It’s said that you can’t go home again, but Josselyn Drayson is going to try.
For a few weeks, at least.
This week, the 13-year-old Ocean Park resident and hockey player – both of the ice and roller variety – will head to Barcelona, Spain as a member of Canada Inline’s junior women’s roller-hockey team, where they’ll compete in the 2019 World Roller Games.
For most of her teammates, the trip overseas is a chance to visit an exciting, faraway country, but for Drayson and her family, it will instead likely stir up old memories of their time living there.
When she was in Grade 5, her family moved to Spain for a year after her father, Andrew, took a job coaching hockey in Lograño, a city about four hours east of Barcelona.
“I did not want to go at first, because I didn’t want to leave my family, friends and pets,” explained Drayson, who is the youngest of three siblings.
“But it was a great experience. Aside from hockey – I played on two different teams – all the food we ate, the places we got to go see and visit, it was really cool. I’m excited to go back.”
While Drayson will have plenty of time to visit friends and see the Spanish sights, first and foremost on her to-do list is to help her Canadian squad strike gold at the international Roller Games. The junior squad is an under-18 group, and she is among the youngest players on the team.
“I think I’m the only 2005 (born) player, but I don’t really know everyone – the players are from all across the country,” she explained.
Despite her youth, the Elgin Park Secondary student – who plays ice hockey with the Surrey Falcons female hockey association – said she isn’t intimidated at the thought of going up against older players in Spain. In fact, she’s looking forward to it.
“I find it fun. Also, because I’m really short, I don’t think other players expect me to be aggressive out there, but I feel like I am,” she said.
Though she plays as a forward in ice hockey with the Falcons, Drayson plays inline hockey – which is four-on-four, as opposed to the traditional five skaters-a-side in ice hockey – on defence.
Her father says her impressive skating ability – with both blades and wheels – helps her on defence in the more wide-open inline sport, though Drayson herself has a simpler reason for switching to defence.
“I just found it really fun, and I liked it more,” she said.
Drayson doesn’t play organized roller hockey locally, but was first introduced to the sport a year ago when her dad – who had just finished playing on a Canadian men’s 45-plus inline team – suggested she might like it. She attended a tryout session for a Canadian youth team, made the cut, and won a bronze medal with that group at the Junior Olympics in California.
After excelling there, coaches – who also knew of her ice-hockey resume with the Falcons – asked her to join the current squad of older players.
Though the two sports are obviously similar, Drayson said there were a few adjustments she had to make when transitioning to inline hockey, and then back again to ice in the fall.
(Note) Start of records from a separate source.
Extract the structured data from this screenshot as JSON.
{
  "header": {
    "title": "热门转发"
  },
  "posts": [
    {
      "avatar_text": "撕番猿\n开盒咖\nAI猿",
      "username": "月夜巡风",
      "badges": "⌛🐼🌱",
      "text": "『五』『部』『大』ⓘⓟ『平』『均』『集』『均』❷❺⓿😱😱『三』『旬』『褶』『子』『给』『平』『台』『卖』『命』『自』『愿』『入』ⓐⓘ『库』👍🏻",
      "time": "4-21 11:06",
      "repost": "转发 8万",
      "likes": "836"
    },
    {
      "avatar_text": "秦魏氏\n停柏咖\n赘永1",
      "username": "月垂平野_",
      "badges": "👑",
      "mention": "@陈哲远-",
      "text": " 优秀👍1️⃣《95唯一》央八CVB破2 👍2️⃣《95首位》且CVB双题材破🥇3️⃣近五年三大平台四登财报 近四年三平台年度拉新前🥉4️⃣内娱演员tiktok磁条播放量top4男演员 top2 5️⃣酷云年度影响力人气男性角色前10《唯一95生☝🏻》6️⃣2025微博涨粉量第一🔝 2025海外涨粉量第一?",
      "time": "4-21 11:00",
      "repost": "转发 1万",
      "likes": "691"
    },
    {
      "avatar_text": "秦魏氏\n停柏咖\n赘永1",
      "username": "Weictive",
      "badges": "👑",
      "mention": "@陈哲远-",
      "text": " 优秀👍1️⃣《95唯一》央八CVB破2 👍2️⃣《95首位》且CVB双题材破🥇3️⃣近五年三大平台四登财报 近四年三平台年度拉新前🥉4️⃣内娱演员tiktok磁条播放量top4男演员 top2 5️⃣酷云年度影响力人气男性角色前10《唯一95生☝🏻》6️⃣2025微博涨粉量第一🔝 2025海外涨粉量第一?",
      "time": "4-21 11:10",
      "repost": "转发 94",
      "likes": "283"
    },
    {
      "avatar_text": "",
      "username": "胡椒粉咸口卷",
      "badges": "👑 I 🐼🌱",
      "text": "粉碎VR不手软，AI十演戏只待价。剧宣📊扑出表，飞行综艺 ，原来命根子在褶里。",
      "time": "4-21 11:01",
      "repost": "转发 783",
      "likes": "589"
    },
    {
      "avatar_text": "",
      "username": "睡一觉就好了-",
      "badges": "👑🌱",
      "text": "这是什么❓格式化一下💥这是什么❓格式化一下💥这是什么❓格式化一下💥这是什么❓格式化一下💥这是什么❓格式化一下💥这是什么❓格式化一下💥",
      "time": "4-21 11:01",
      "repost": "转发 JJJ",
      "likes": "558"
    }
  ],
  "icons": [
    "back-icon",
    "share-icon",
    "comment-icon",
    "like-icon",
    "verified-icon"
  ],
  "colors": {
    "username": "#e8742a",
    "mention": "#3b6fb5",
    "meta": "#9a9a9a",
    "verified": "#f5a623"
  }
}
Mostly, trying to stop.
“Stopping is the big difference. It was really hard at first, and it was so easy for me in ice hockey because I’ve done it for nine years,” she said.
“But you figure it out. Going from ice to inline is fine now, but going back from inline to ice is still hard – you fall a bunch for the first few minutes and then you get used to it again.”
If her Canadian squad finds itself on the podium in Spain, it would mark and impressive run of success for Drayson between her two sports. In addition to her bronze medal last summer in roller hockey, she has won back-to-back provincial championships with the Falcons – two years ago in peewee and last year as a first-year bantam player.
“I really want to win a third provincials. I think that’d be a really amazing thing to be able to say I won three provincial championships – especially three in a row. It would be very cool,” she said.
In addition, Drayson – who began playing with Semiahmoo Minor Hockey before switching to the Falcons in Grade 5 – also plays spring ice hockey the 2005 AAA Prospects, an elite regional squad.
Drayson said that playing with that team – in which players from multiple associations come together – helps her when she joins her new roller-hockey teammates each summer.
“You end up playing with a bunch of new players, but it’s good,” she said. “Girls who I did not like when I played against them (with the Falcons), they’re all like my best friends now.”